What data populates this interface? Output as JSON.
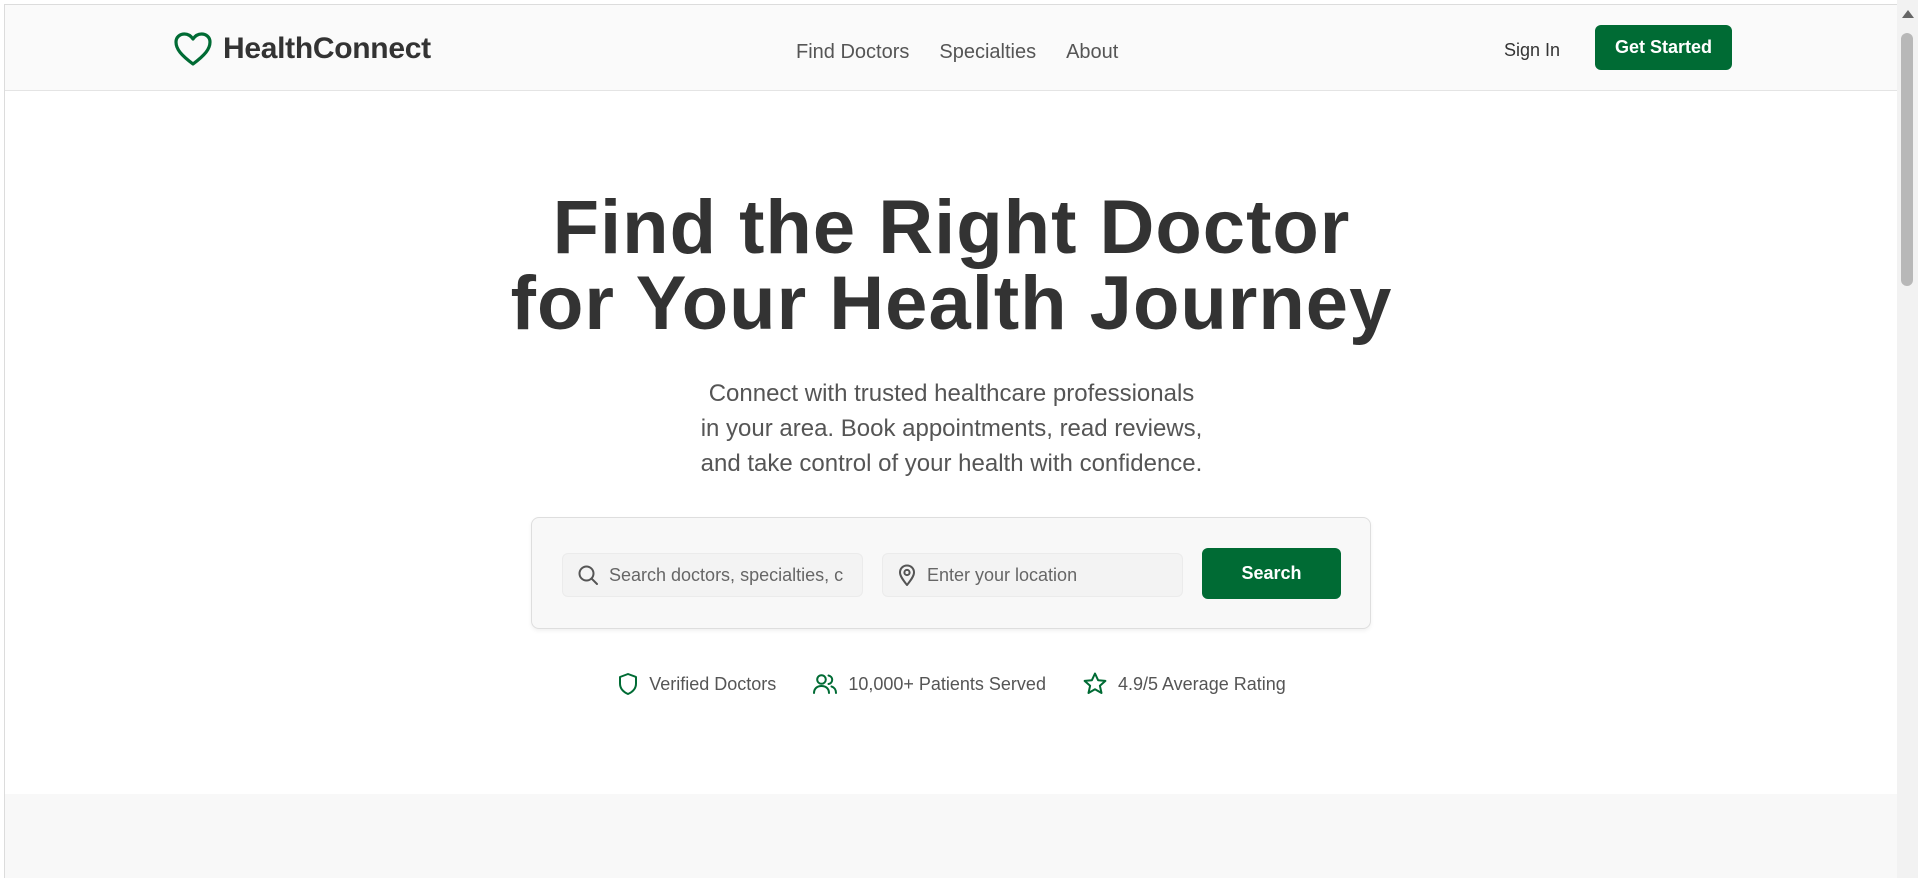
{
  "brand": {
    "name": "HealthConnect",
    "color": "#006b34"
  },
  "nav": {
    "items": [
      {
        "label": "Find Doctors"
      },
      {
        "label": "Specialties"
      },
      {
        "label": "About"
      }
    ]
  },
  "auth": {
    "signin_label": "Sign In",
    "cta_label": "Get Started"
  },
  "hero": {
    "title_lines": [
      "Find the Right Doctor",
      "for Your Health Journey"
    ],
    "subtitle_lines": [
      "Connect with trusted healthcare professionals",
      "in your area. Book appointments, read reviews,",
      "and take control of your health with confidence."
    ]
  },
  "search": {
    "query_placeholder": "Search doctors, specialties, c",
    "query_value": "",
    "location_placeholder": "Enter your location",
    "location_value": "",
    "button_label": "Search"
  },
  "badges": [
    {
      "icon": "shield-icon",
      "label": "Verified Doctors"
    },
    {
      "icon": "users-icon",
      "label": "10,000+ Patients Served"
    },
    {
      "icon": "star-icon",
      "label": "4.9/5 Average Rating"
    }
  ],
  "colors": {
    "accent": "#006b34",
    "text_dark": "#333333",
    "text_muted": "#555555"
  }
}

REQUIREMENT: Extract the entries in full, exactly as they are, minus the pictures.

YOUR SOLUTION:
What data populates this interface? Output as JSON.
{
  "brand": {
    "name": "HealthConnect",
    "color": "#006b34"
  },
  "nav": {
    "items": [
      {
        "label": "Find Doctors"
      },
      {
        "label": "Specialties"
      },
      {
        "label": "About"
      }
    ]
  },
  "auth": {
    "signin_label": "Sign In",
    "cta_label": "Get Started"
  },
  "hero": {
    "title_lines": [
      "Find the Right Doctor",
      "for Your Health Journey"
    ],
    "subtitle_lines": [
      "Connect with trusted healthcare professionals",
      "in your area. Book appointments, read reviews,",
      "and take control of your health with confidence."
    ]
  },
  "search": {
    "query_placeholder": "Search doctors, specialties, c",
    "query_value": "",
    "location_placeholder": "Enter your location",
    "location_value": "",
    "button_label": "Search"
  },
  "badges": [
    {
      "icon": "shield-icon",
      "label": "Verified Doctors"
    },
    {
      "icon": "users-icon",
      "label": "10,000+ Patients Served"
    },
    {
      "icon": "star-icon",
      "label": "4.9/5 Average Rating"
    }
  ],
  "colors": {
    "accent": "#006b34",
    "text_dark": "#333333",
    "text_muted": "#555555"
  }
}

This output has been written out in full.